The data: Begin
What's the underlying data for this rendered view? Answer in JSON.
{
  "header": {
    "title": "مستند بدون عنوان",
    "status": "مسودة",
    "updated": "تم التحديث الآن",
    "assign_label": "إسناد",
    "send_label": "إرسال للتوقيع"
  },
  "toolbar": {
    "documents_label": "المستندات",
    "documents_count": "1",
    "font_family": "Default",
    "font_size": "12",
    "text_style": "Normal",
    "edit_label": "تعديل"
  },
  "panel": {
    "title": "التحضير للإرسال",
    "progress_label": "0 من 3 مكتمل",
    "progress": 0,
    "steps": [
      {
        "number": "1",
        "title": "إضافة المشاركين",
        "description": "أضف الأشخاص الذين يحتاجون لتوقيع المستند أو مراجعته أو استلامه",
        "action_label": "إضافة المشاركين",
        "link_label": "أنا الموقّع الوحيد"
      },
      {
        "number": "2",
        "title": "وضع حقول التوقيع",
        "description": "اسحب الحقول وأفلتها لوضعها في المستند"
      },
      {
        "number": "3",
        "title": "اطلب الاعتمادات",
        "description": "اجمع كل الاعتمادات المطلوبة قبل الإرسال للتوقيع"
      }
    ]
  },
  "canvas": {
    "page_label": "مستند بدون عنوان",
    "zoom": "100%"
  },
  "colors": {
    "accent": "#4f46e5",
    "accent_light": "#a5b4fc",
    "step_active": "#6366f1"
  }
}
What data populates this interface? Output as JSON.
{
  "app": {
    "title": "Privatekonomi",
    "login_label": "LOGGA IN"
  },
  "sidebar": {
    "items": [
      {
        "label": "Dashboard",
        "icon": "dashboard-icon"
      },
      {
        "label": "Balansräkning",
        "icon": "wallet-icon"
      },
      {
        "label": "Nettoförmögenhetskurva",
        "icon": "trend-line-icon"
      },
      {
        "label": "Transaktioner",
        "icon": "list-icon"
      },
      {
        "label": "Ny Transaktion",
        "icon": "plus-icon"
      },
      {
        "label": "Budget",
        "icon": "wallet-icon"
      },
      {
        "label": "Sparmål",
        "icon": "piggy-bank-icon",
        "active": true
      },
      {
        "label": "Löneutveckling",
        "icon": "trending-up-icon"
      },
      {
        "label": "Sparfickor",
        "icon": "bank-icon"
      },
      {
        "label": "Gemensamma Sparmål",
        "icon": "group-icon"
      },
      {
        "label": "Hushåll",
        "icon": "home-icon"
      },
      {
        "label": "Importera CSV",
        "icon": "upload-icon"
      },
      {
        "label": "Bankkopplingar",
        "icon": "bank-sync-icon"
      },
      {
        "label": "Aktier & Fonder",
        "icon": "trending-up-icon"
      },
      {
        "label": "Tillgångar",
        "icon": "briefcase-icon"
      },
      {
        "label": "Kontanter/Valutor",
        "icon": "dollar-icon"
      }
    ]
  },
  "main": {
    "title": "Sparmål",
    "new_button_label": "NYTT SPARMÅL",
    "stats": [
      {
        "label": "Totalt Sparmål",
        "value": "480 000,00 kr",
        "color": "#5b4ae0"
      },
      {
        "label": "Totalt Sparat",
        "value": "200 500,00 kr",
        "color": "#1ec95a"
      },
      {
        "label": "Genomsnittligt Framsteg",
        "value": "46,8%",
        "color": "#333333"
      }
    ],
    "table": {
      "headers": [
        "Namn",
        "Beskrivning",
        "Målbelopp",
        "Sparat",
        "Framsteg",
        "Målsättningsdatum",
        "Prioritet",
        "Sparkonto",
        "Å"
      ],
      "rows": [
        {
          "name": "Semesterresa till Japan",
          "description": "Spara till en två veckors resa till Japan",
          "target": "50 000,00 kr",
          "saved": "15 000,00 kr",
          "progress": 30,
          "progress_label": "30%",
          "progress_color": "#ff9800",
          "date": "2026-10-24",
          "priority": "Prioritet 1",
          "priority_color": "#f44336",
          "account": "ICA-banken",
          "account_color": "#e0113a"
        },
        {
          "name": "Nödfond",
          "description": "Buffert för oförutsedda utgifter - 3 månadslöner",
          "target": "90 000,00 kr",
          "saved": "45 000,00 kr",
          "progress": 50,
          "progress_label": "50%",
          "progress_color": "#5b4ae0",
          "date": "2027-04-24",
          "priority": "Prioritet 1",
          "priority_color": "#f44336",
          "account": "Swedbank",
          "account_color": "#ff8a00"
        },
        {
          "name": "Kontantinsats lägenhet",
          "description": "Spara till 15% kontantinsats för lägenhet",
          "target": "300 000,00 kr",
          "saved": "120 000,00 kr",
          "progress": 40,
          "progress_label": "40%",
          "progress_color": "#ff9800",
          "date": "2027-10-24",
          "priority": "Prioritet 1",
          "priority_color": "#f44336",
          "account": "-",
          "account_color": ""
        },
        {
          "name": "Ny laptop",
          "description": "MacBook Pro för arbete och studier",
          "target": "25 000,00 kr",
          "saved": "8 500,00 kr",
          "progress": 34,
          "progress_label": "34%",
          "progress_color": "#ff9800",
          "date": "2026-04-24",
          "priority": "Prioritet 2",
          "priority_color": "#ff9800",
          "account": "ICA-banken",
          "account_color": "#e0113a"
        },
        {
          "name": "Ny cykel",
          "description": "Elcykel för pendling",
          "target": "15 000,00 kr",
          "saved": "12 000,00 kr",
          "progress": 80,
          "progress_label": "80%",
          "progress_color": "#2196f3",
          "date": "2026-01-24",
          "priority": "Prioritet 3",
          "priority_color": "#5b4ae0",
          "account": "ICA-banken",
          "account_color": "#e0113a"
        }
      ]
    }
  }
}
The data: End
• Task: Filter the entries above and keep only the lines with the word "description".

• Result:
        "description": "أضف الأشخاص الذين يحتاجون لتوقيع المستند أو مراجعته أو استلامه",
        "description": "اسحب الحقول وأفلتها لوضعها في المستند"
        "description": "اجمع كل الاعتمادات المطلوبة قبل الإرسال للتوقيع"
          "description": "Spara till en två veckors resa till Japan",
          "description": "Buffert för oförutsedda utgifter - 3 månadslöner",
          "description": "Spara till 15% kontantinsats för lägenhet",
          "description": "MacBook Pro för arbete och studier",
          "description": "Elcykel för pendling",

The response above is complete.